As part of the three-year program, Microsoft will collaborate with ten higher education institutions in India, including BITS Pilani, BML Munjal University, ISB, Kalpataru Institute of Technology, KL University, Periyar University, Karunya University, SRM Institute of Science & Technology, SVKM (NMIMS) and Trident Academy of Technology.
Microsoft plans to give the selected institutions support with infrastructure, curriculum and content, alongside access to cloud and AI services, and developer support. The company said it would facilitate the setting up of AI infrastructure and an Internet of Things (IoT) hub at the institutions as well as access to its AI developmental tools and Azure AI Services.
Training programs for the faculty of the institutions would include workshops on cloud computing, data sciences, AI and IoT, and faculty would receive assistance in strategizing content and curricula for project-based and experiential learning, the company said.
Microsoft believes that the program will serve almost 1.5 lakh (a lakh is a unit in the Indian numbering system equal to one hundred thousand) students as part of its commitment to building a “future-ready workforce”.
It said it hoped that with the edge of the company’s Intelligent Cloud Hub program, the selected institutions will become “learning centers of intelligent technologies and innovation hubs of path-breaking solutions”.
Citing a recent Microsoft and IDC Asia/Pacific study, the company suggested that “lack of skills, resources and continuous learning programs emerged as one of the top challenges faced by Indian organizations in adopting AI to accelerate their businesses”.
Microsoft’s goal with this program is to “amp up institutional setup along with educator capability, and provide relevant educational choices for students, helping them acquire the skills needed to fill the wide skills gap emerging across India and the global economy”.

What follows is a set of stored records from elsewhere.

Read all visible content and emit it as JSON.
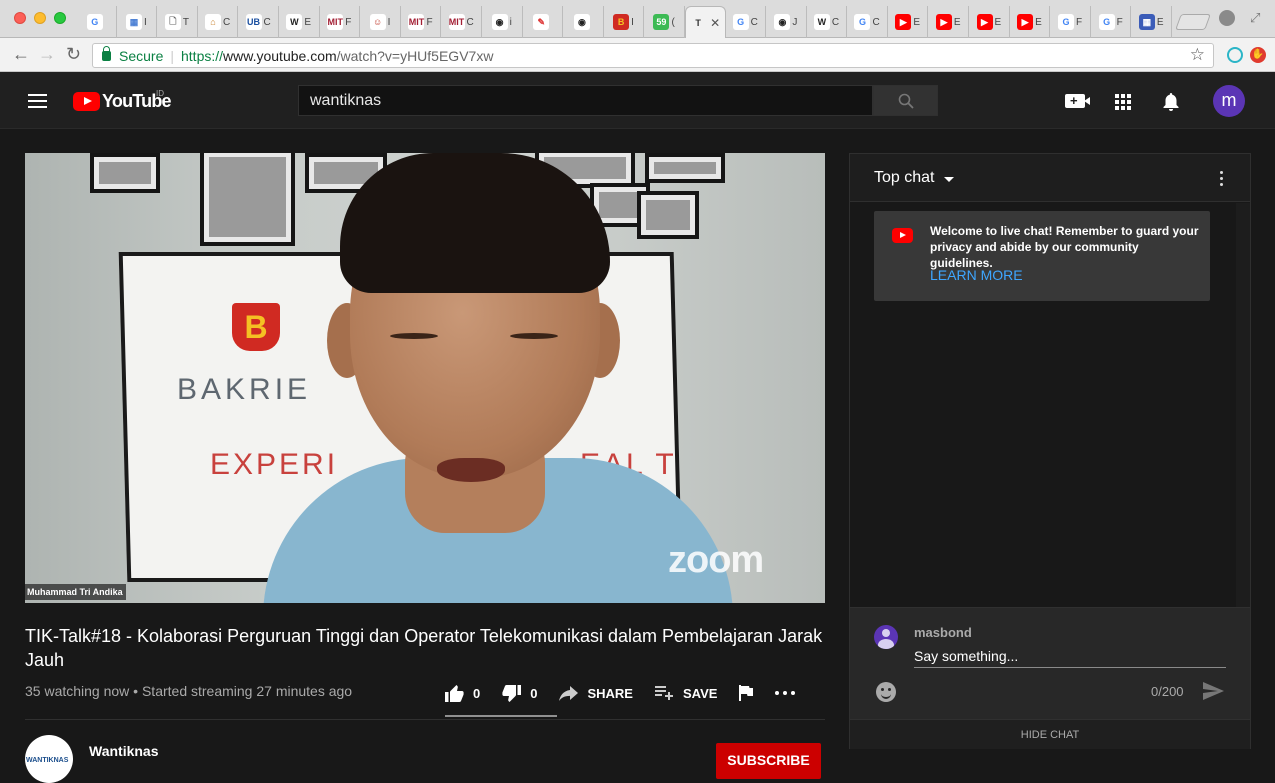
{
  "browser": {
    "tabs": [
      {
        "icon": "G",
        "label": "",
        "color": "#4285f4",
        "bg": "#fff"
      },
      {
        "icon": "▦",
        "label": "I",
        "color": "#4a7fd4",
        "bg": "#fff"
      },
      {
        "icon": "🗋",
        "label": "T",
        "color": "#666",
        "bg": "#fff"
      },
      {
        "icon": "⌂",
        "label": "C",
        "color": "#c8822d",
        "bg": "#fff"
      },
      {
        "icon": "UB",
        "label": "C",
        "color": "#1a4fa0",
        "bg": "#fff"
      },
      {
        "icon": "W",
        "label": "E",
        "color": "#222",
        "bg": "#fff"
      },
      {
        "icon": "MIT",
        "label": "F",
        "color": "#a31f34",
        "bg": "#fff"
      },
      {
        "icon": "☺",
        "label": "I",
        "color": "#c0392b",
        "bg": "#fff"
      },
      {
        "icon": "MIT",
        "label": "F",
        "color": "#a31f34",
        "bg": "#fff"
      },
      {
        "icon": "MIT",
        "label": "C",
        "color": "#a31f34",
        "bg": "#fff"
      },
      {
        "icon": "◉",
        "label": "i",
        "color": "#222",
        "bg": "#fff"
      },
      {
        "icon": "✎",
        "label": "",
        "color": "#d33",
        "bg": "#fff"
      },
      {
        "icon": "◉",
        "label": "",
        "color": "#222",
        "bg": "#fff"
      },
      {
        "icon": "B",
        "label": "I",
        "color": "#f5c023",
        "bg": "#d02a22"
      },
      {
        "icon": "59",
        "label": "(",
        "color": "#fff",
        "bg": "#3cba54"
      },
      {
        "icon": "T",
        "label": "",
        "color": "#333",
        "bg": "#f2f2f2",
        "active": true
      },
      {
        "icon": "G",
        "label": "C",
        "color": "#4285f4",
        "bg": "#fff"
      },
      {
        "icon": "◉",
        "label": "J",
        "color": "#222",
        "bg": "#fff"
      },
      {
        "icon": "W",
        "label": "C",
        "color": "#222",
        "bg": "#fff"
      },
      {
        "icon": "G",
        "label": "C",
        "color": "#4285f4",
        "bg": "#fff"
      },
      {
        "icon": "▶",
        "label": "E",
        "color": "#fff",
        "bg": "#ff0000"
      },
      {
        "icon": "▶",
        "label": "E",
        "color": "#fff",
        "bg": "#ff0000"
      },
      {
        "icon": "▶",
        "label": "E",
        "color": "#fff",
        "bg": "#ff0000"
      },
      {
        "icon": "▶",
        "label": "E",
        "color": "#fff",
        "bg": "#ff0000"
      },
      {
        "icon": "G",
        "label": "F",
        "color": "#4285f4",
        "bg": "#fff"
      },
      {
        "icon": "G",
        "label": "F",
        "color": "#4285f4",
        "bg": "#fff"
      },
      {
        "icon": "▦",
        "label": "E",
        "color": "#fff",
        "bg": "#3b5cb8"
      }
    ],
    "active_tab_close": "✕",
    "secure_label": "Secure",
    "url_scheme": "https://",
    "url_host": "www.youtube.com",
    "url_path": "/watch?v=yHUf5EGV7xw"
  },
  "header": {
    "logo_text": "YouTube",
    "region": "ID",
    "search_value": "wantiknas",
    "avatar_letter": "m"
  },
  "video": {
    "presenter_label": "Muhammad Tri Andika",
    "watermark": "zoom",
    "banner_text1": "BAKRIE",
    "banner_text2": "EXPERI",
    "banner_text3": "EAL T",
    "banner_logo": "B",
    "title": "TIK-Talk#18 - Kolaborasi Perguruan Tinggi dan Operator Telekomunikasi dalam Pembelajaran Jarak Jauh",
    "view_info": "35 watching now • Started streaming 27 minutes ago",
    "likes": "0",
    "dislikes": "0",
    "share_label": "SHARE",
    "save_label": "SAVE",
    "channel_name": "Wantiknas",
    "channel_avatar_text": "WANTIKNAS",
    "subscribe_label": "SUBSCRIBE"
  },
  "chat": {
    "mode_label": "Top chat",
    "welcome_text": "Welcome to live chat! Remember to guard your privacy and abide by our community guidelines.",
    "learn_more": "LEARN MORE",
    "username": "masbond",
    "input_placeholder": "Say something...",
    "char_count": "0/200",
    "hide_chat": "HIDE CHAT"
  },
  "colors": {
    "brand_red": "#ff0000",
    "link_blue": "#3ea6ff",
    "subscribe_red": "#cc0000",
    "background": "#181818"
  }
}
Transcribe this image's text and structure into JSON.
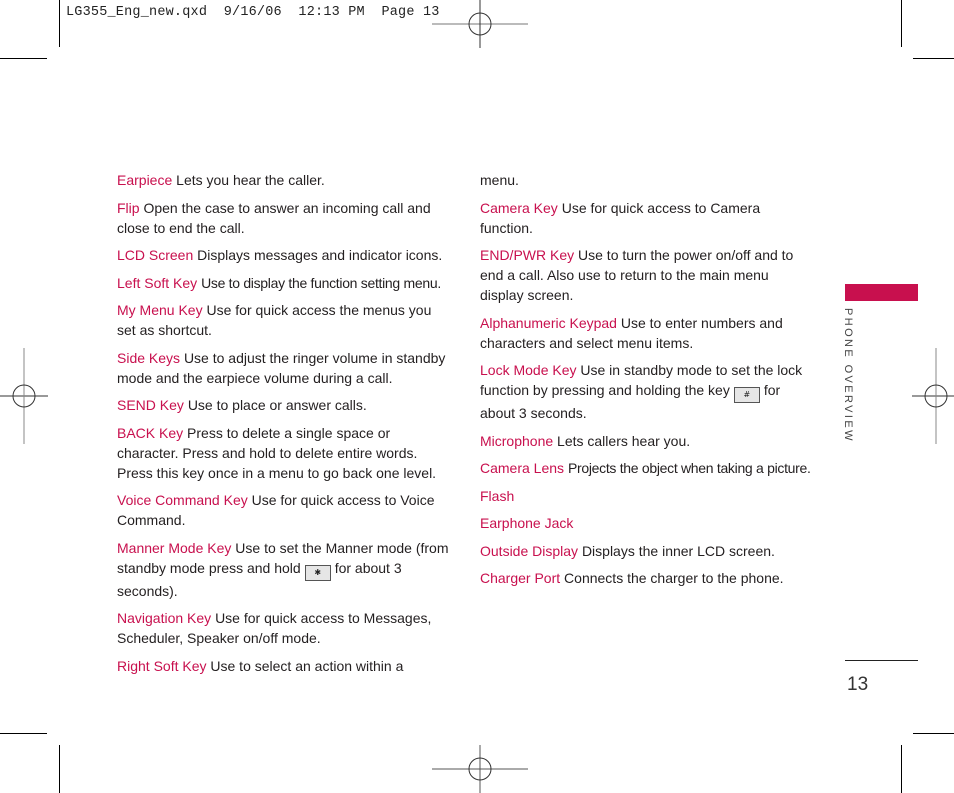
{
  "slug": "LG355_Eng_new.qxd  9/16/06  12:13 PM  Page 13",
  "section_label": "PHONE OVERVIEW",
  "page_number": "13",
  "colors": {
    "accent": "#c8104e",
    "text": "#231f20"
  },
  "left_column": [
    {
      "term": "Earpiece",
      "desc": "Lets you hear the caller."
    },
    {
      "term": "Flip",
      "desc": "Open the case to answer an incoming call and close to end the call."
    },
    {
      "term": "LCD Screen",
      "desc": "Displays messages and indicator icons."
    },
    {
      "term": "Left Soft Key",
      "desc": "Use to display the function setting menu."
    },
    {
      "term": "My Menu Key",
      "desc": "Use for quick access the menus you set as shortcut."
    },
    {
      "term": "Side Keys",
      "desc": "Use to adjust the ringer volume in standby mode and the earpiece volume during a call."
    },
    {
      "term": "SEND Key",
      "desc": "Use to place or answer calls."
    },
    {
      "term": "BACK Key",
      "desc": "Press to delete a single space or character. Press and hold to delete entire words. Press this key once in a menu to go back one level."
    },
    {
      "term": "Voice Command Key",
      "desc": "Use for quick access to Voice Command."
    },
    {
      "term": "Manner Mode Key",
      "desc_before": "Use to set the Manner mode (from standby mode press and hold",
      "icon": "star-key-icon",
      "icon_text": "✱",
      "desc_after": "for about 3 seconds)."
    },
    {
      "term": "Navigation Key",
      "desc": "Use for quick access to Messages, Scheduler, Speaker on/off mode."
    },
    {
      "term": "Right Soft Key",
      "desc": "Use to select an action within a"
    }
  ],
  "right_column_continuation": "menu.",
  "right_column": [
    {
      "term": "Camera Key",
      "desc": "Use for quick access to Camera function."
    },
    {
      "term": "END/PWR Key",
      "desc": "Use to turn the power on/off and to end a call. Also use to return to the main menu display screen."
    },
    {
      "term": "Alphanumeric Keypad",
      "desc": "Use to enter numbers and characters and select menu items."
    },
    {
      "term": "Lock Mode Key",
      "desc_before": "Use in standby mode to set the lock function by pressing and holding the key",
      "icon": "pound-key-icon",
      "icon_text": "#",
      "desc_after": "for about 3 seconds."
    },
    {
      "term": "Microphone",
      "desc": "Lets callers hear you."
    },
    {
      "term": "Camera Lens",
      "desc": "Projects the object when taking a picture."
    },
    {
      "term": "Flash",
      "desc": ""
    },
    {
      "term": "Earphone Jack",
      "desc": ""
    },
    {
      "term": "Outside Display",
      "desc": "Displays the inner LCD screen."
    },
    {
      "term": "Charger Port",
      "desc": "Connects the charger to the phone."
    }
  ]
}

“As AI becomes mainstream, organizations will require talent with skillsets that are very different from what exist now,” Anant Maheshwari, President of Microsoft India, said in a statement. “Educators and institutions are integral to the skilling revolution taking root in the country. With the right technology infrastructure, curriculum and training, we can empower today’s students to build the India of tomorrow.”